##### PROVIDED ENTRIES #####

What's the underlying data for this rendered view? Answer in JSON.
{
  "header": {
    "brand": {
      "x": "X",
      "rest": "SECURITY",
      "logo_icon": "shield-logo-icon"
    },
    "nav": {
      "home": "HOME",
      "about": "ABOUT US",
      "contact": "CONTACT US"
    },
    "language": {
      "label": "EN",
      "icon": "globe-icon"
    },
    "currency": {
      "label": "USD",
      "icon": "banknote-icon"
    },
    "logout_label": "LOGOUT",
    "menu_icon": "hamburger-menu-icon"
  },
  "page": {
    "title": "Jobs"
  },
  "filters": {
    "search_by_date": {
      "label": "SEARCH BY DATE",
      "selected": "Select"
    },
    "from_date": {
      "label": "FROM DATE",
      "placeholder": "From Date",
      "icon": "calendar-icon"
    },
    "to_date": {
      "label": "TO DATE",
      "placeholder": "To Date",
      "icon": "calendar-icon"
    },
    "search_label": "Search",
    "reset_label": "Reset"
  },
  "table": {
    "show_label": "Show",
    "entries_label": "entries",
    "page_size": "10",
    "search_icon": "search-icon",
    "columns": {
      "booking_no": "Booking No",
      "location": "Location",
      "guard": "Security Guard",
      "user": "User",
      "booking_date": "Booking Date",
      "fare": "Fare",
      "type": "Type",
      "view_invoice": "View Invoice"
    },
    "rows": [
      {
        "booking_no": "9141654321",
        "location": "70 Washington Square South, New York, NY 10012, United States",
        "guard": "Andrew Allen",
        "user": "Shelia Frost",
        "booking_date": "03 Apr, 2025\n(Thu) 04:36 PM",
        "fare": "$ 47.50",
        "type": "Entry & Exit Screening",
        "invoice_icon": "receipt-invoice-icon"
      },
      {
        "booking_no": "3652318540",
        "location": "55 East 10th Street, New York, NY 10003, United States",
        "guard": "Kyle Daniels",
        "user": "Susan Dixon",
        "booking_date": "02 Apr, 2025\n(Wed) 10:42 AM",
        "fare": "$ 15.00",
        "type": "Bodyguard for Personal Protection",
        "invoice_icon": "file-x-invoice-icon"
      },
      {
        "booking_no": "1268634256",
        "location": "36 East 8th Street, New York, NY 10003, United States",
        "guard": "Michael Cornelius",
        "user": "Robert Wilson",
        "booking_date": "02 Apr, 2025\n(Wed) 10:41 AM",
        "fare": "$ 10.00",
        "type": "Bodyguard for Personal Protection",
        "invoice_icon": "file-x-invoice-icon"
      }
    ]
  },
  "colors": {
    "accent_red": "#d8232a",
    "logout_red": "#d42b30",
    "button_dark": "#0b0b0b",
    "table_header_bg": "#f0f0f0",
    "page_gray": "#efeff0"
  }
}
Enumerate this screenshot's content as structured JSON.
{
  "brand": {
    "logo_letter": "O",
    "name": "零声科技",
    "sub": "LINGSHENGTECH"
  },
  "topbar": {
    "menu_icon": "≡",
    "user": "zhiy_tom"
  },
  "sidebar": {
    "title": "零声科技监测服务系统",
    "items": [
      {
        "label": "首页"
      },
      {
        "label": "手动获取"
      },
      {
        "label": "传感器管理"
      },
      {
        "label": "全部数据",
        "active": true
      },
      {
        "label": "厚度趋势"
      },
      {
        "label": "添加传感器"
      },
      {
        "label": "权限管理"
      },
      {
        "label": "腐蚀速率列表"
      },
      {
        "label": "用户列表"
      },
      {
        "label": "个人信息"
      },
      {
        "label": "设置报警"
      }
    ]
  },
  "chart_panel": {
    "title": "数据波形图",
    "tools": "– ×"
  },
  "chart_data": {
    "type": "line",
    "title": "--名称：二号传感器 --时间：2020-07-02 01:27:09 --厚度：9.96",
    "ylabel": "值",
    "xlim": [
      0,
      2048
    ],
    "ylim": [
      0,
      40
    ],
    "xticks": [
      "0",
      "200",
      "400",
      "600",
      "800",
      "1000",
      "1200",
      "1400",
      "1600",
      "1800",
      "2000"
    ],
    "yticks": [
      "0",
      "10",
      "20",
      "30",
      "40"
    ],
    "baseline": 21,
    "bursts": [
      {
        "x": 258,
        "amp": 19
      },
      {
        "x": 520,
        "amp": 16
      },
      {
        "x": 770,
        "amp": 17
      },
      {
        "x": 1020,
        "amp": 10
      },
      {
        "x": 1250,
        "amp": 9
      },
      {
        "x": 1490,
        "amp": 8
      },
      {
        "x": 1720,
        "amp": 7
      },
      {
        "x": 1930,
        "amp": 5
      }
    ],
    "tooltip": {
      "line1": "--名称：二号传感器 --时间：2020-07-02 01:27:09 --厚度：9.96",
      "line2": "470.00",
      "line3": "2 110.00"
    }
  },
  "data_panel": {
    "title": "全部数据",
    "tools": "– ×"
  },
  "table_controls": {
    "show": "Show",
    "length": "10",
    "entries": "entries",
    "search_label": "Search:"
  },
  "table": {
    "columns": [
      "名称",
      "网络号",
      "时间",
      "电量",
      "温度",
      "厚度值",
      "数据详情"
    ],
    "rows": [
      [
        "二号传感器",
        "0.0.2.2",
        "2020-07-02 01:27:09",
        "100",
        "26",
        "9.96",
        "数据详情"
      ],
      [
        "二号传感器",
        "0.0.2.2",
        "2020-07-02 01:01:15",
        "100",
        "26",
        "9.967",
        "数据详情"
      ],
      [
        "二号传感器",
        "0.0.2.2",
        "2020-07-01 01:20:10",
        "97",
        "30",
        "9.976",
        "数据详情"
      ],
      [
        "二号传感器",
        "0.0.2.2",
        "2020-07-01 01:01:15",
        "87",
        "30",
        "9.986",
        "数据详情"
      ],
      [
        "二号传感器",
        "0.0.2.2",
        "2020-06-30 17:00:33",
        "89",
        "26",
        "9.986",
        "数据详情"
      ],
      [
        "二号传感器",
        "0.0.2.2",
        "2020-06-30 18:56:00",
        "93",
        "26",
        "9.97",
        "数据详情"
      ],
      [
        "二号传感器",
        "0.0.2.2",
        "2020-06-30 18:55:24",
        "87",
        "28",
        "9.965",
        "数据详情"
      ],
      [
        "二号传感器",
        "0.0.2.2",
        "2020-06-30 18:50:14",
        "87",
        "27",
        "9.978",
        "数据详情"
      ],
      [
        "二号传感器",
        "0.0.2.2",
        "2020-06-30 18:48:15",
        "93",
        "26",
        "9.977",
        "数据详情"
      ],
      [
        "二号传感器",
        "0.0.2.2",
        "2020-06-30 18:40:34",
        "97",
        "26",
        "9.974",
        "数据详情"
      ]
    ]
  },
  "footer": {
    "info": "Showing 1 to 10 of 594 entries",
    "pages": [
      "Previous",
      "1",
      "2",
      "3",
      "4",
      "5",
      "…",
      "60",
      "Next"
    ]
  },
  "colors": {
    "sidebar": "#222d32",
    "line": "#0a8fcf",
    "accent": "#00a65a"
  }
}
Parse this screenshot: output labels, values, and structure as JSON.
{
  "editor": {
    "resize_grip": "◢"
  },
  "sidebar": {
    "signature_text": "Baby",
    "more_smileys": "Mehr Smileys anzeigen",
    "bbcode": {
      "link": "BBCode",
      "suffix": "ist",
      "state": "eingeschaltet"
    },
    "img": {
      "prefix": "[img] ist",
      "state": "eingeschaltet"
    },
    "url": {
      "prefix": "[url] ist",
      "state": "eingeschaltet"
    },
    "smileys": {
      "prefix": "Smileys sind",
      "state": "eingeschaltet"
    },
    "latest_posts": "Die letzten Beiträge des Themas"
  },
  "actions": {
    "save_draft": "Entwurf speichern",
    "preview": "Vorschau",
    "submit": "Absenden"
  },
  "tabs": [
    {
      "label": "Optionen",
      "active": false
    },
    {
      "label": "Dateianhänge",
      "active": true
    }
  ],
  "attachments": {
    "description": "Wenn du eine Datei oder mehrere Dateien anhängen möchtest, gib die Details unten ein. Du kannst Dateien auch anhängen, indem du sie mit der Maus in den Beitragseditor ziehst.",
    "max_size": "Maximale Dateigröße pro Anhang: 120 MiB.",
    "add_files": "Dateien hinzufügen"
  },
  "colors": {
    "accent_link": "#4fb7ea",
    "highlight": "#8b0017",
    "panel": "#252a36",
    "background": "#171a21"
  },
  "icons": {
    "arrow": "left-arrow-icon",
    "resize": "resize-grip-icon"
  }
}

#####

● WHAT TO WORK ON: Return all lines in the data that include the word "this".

● TASK OUTPUT:
What's the underlying data for this rendered view? Answer in JSON.
Enumerate this screenshot's content as structured JSON.
Parse this screenshot: output labels, values, and structure as JSON.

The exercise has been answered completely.